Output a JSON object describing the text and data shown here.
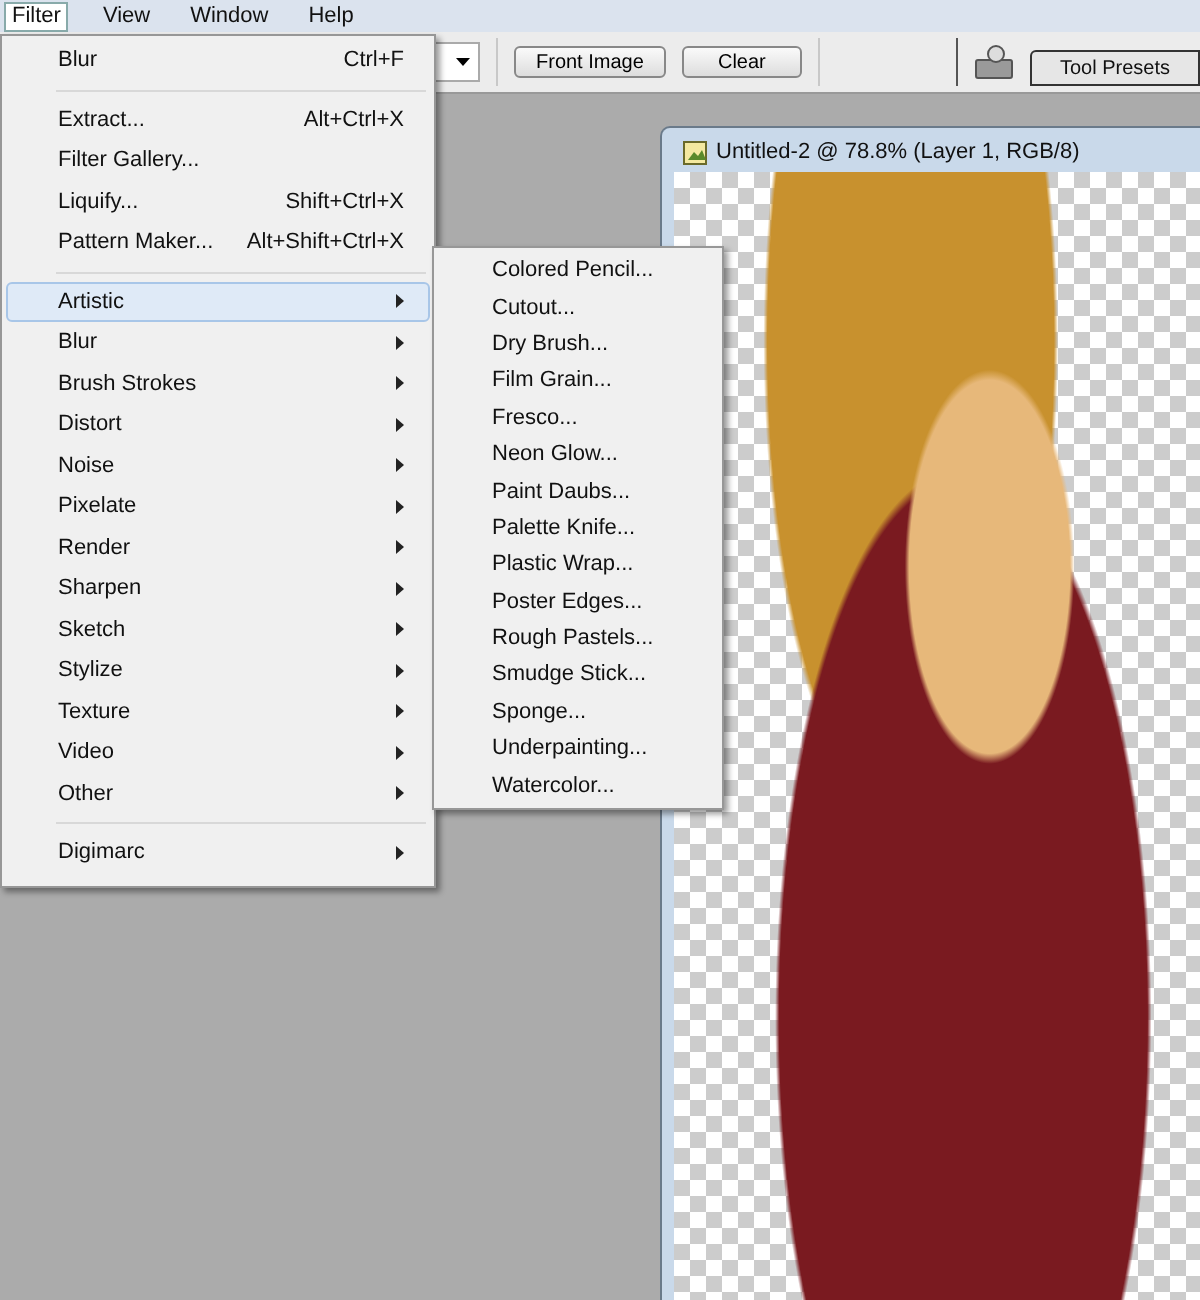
{
  "menubar": [
    {
      "label": "Filter",
      "selected": true
    },
    {
      "label": "View",
      "selected": false
    },
    {
      "label": "Window",
      "selected": false
    },
    {
      "label": "Help",
      "selected": false
    }
  ],
  "options_bar": {
    "buttons": [
      "Front Image",
      "Clear"
    ],
    "tab": "Tool Presets"
  },
  "document": {
    "title": "Untitled-2 @ 78.8% (Layer 1, RGB/8)"
  },
  "filter_menu": {
    "items": [
      {
        "kind": "item",
        "label": "Blur",
        "shortcut": "Ctrl+F"
      },
      {
        "kind": "separator"
      },
      {
        "kind": "item",
        "label": "Extract...",
        "shortcut": "Alt+Ctrl+X"
      },
      {
        "kind": "item",
        "label": "Filter Gallery..."
      },
      {
        "kind": "item",
        "label": "Liquify...",
        "shortcut": "Shift+Ctrl+X"
      },
      {
        "kind": "item",
        "label": "Pattern Maker...",
        "shortcut": "Alt+Shift+Ctrl+X"
      },
      {
        "kind": "separator"
      },
      {
        "kind": "submenu",
        "label": "Artistic",
        "selected": true
      },
      {
        "kind": "submenu",
        "label": "Blur",
        "selected": false
      },
      {
        "kind": "submenu",
        "label": "Brush Strokes",
        "selected": false
      },
      {
        "kind": "submenu",
        "label": "Distort",
        "selected": false
      },
      {
        "kind": "submenu",
        "label": "Noise",
        "selected": false
      },
      {
        "kind": "submenu",
        "label": "Pixelate",
        "selected": false
      },
      {
        "kind": "submenu",
        "label": "Render",
        "selected": false
      },
      {
        "kind": "submenu",
        "label": "Sharpen",
        "selected": false
      },
      {
        "kind": "submenu",
        "label": "Sketch",
        "selected": false
      },
      {
        "kind": "submenu",
        "label": "Stylize",
        "selected": false
      },
      {
        "kind": "submenu",
        "label": "Texture",
        "selected": false
      },
      {
        "kind": "submenu",
        "label": "Video",
        "selected": false
      },
      {
        "kind": "submenu",
        "label": "Other",
        "selected": false
      },
      {
        "kind": "separator"
      },
      {
        "kind": "submenu",
        "label": "Digimarc",
        "selected": false
      }
    ]
  },
  "artistic_submenu": {
    "items": [
      "Colored Pencil...",
      "Cutout...",
      "Dry Brush...",
      "Film Grain...",
      "Fresco...",
      "Neon Glow...",
      "Paint Daubs...",
      "Palette Knife...",
      "Plastic Wrap...",
      "Poster Edges...",
      "Rough Pastels...",
      "Smudge Stick...",
      "Sponge...",
      "Underpainting...",
      "Watercolor..."
    ]
  }
}
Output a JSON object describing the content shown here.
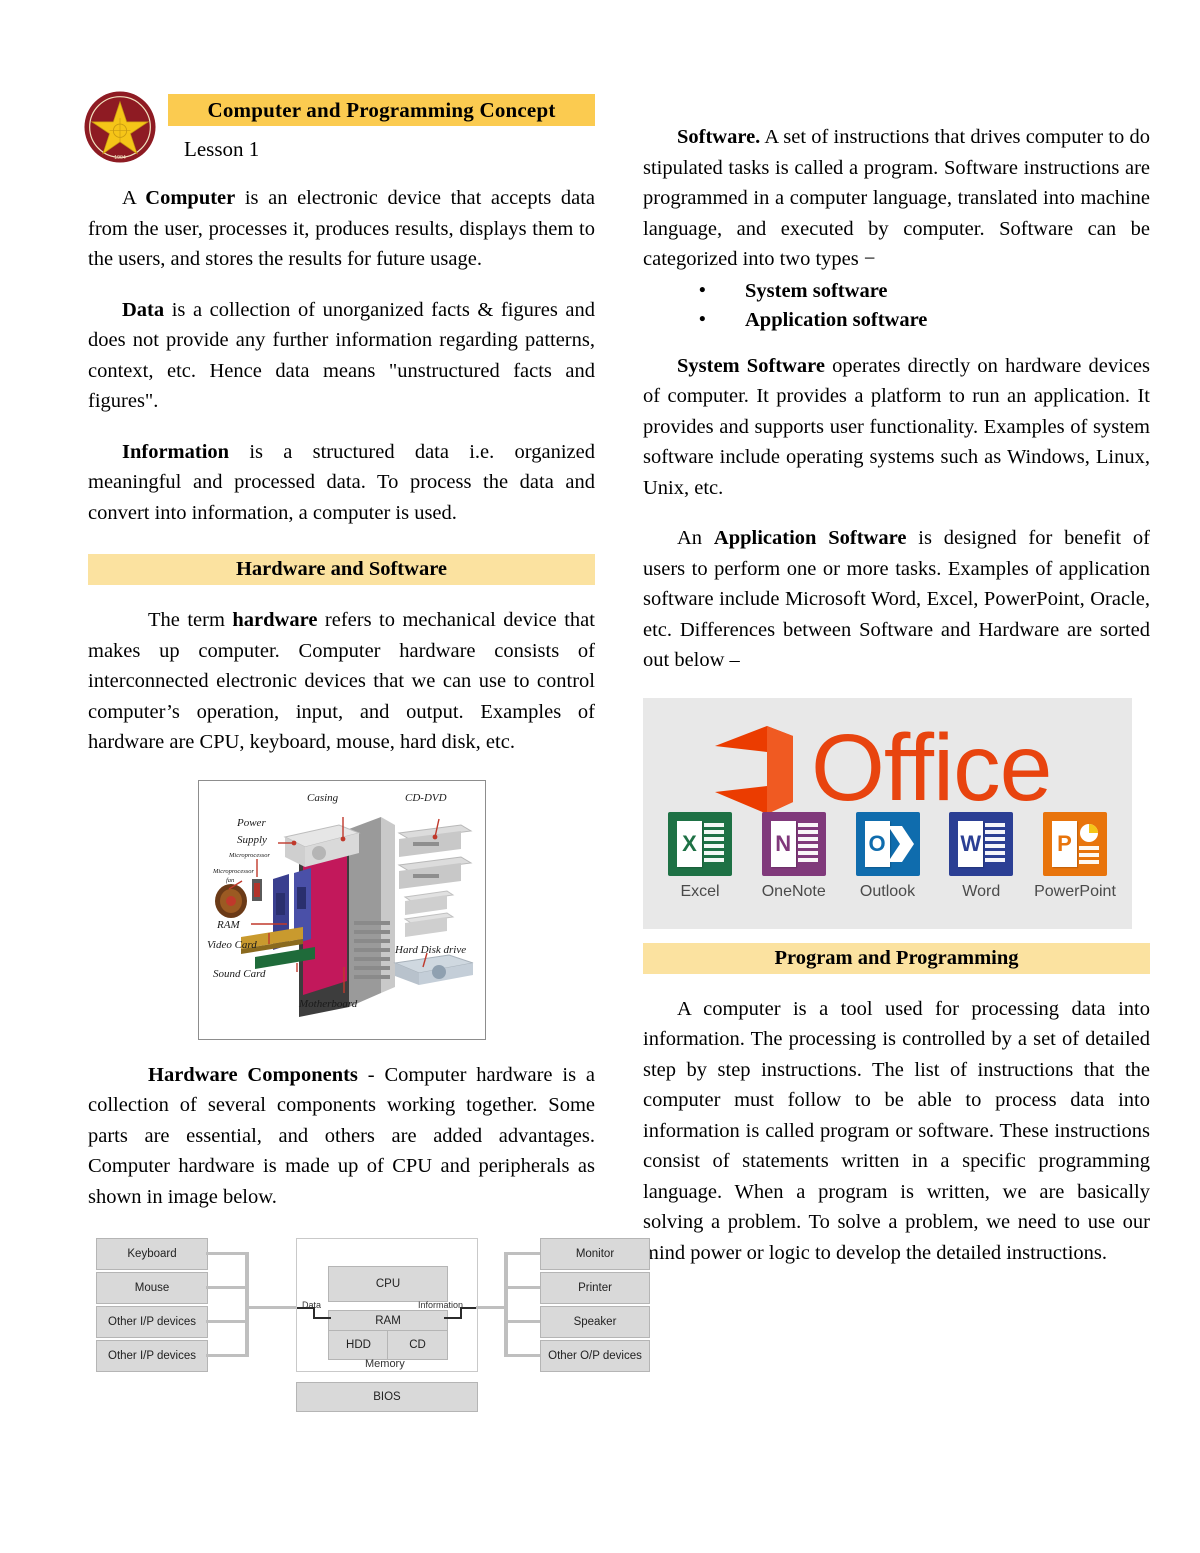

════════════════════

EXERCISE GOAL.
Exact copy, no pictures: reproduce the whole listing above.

TASK SOLUTION.
Output a JSON object describing the text and data shown here.
{
  "menubar": [
    {
      "label": "Filter",
      "selected": true
    },
    {
      "label": "View",
      "selected": false
    },
    {
      "label": "Window",
      "selected": false
    },
    {
      "label": "Help",
      "selected": false
    }
  ],
  "options_bar": {
    "buttons": [
      "Front Image",
      "Clear"
    ],
    "tab": "Tool Presets"
  },
  "document": {
    "title": "Untitled-2 @ 78.8% (Layer 1, RGB/8)"
  },
  "filter_menu": {
    "items": [
      {
        "kind": "item",
        "label": "Blur",
        "shortcut": "Ctrl+F"
      },
      {
        "kind": "separator"
      },
      {
        "kind": "item",
        "label": "Extract...",
        "shortcut": "Alt+Ctrl+X"
      },
      {
        "kind": "item",
        "label": "Filter Gallery..."
      },
      {
        "kind": "item",
        "label": "Liquify...",
        "shortcut": "Shift+Ctrl+X"
      },
      {
        "kind": "item",
        "label": "Pattern Maker...",
        "shortcut": "Alt+Shift+Ctrl+X"
      },
      {
        "kind": "separator"
      },
      {
        "kind": "submenu",
        "label": "Artistic",
        "selected": true
      },
      {
        "kind": "submenu",
        "label": "Blur",
        "selected": false
      },
      {
        "kind": "submenu",
        "label": "Brush Strokes",
        "selected": false
      },
      {
        "kind": "submenu",
        "label": "Distort",
        "selected": false
      },
      {
        "kind": "submenu",
        "label": "Noise",
        "selected": false
      },
      {
        "kind": "submenu",
        "label": "Pixelate",
        "selected": false
      },
      {
        "kind": "submenu",
        "label": "Render",
        "selected": false
      },
      {
        "kind": "submenu",
        "label": "Sharpen",
        "selected": false
      },
      {
        "kind": "submenu",
        "label": "Sketch",
        "selected": false
      },
      {
        "kind": "submenu",
        "label": "Stylize",
        "selected": false
      },
      {
        "kind": "submenu",
        "label": "Texture",
        "selected": false
      },
      {
        "kind": "submenu",
        "label": "Video",
        "selected": false
      },
      {
        "kind": "submenu",
        "label": "Other",
        "selected": false
      },
      {
        "kind": "separator"
      },
      {
        "kind": "submenu",
        "label": "Digimarc",
        "selected": false
      }
    ]
  },
  "artistic_submenu": {
    "items": [
      "Colored Pencil...",
      "Cutout...",
      "Dry Brush...",
      "Film Grain...",
      "Fresco...",
      "Neon Glow...",
      "Paint Daubs...",
      "Palette Knife...",
      "Plastic Wrap...",
      "Poster Edges...",
      "Rough Pastels...",
      "Smudge Stick...",
      "Sponge...",
      "Underpainting...",
      "Watercolor..."
    ]
  }
}
Output a JSON object describing the content shown here.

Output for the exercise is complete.